Extracted data:

■ ■ ■ ■

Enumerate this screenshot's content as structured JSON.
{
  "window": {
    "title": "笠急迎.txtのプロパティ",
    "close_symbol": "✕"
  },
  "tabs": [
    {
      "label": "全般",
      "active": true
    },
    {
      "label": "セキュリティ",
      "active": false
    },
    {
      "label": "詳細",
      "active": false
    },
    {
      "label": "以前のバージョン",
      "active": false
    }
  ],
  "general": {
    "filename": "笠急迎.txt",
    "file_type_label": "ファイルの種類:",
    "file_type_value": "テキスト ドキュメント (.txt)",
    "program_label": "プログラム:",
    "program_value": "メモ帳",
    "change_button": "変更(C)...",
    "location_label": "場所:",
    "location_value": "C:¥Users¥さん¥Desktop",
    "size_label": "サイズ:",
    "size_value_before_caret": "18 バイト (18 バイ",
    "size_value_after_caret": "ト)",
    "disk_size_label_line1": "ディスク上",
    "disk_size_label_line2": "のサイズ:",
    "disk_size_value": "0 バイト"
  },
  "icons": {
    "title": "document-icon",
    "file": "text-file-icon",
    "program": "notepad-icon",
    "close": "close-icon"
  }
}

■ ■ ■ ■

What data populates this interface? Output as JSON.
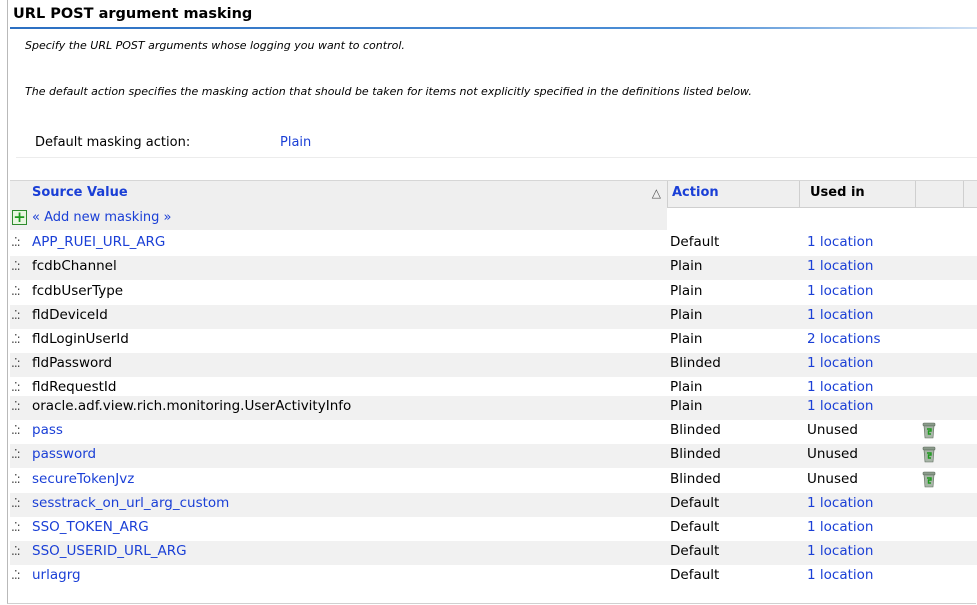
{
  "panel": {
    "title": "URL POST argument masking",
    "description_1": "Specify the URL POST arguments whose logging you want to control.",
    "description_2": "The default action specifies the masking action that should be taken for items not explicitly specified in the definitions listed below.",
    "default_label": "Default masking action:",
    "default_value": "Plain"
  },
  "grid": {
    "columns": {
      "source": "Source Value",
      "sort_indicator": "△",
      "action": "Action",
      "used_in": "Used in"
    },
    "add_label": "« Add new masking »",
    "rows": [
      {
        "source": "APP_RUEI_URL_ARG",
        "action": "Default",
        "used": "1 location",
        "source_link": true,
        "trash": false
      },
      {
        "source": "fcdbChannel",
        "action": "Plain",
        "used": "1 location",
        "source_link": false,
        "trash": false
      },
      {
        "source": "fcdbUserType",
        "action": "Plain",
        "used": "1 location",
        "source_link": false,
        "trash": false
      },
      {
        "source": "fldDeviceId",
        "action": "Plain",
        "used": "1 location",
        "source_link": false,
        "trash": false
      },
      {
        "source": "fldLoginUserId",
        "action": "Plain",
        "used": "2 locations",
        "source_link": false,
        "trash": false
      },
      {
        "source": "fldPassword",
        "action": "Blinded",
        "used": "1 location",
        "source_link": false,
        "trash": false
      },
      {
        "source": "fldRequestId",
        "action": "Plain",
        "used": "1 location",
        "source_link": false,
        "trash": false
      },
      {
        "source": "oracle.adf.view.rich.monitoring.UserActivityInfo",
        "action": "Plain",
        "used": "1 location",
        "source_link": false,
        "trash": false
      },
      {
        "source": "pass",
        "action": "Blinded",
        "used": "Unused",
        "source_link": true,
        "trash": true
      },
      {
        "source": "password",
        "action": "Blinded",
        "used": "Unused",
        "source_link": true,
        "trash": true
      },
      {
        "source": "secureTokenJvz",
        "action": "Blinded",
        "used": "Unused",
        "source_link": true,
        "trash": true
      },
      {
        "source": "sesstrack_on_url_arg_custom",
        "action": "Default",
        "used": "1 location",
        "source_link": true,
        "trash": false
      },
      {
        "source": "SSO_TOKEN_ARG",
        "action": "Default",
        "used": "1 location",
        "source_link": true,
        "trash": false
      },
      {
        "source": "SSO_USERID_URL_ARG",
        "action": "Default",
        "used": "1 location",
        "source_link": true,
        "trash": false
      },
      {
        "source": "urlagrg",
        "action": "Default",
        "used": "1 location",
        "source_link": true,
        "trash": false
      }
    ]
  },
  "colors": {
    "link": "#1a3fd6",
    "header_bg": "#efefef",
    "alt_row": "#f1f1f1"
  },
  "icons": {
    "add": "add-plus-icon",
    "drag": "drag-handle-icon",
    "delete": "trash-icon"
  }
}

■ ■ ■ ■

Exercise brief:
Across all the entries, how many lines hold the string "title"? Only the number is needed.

Exercise output:
3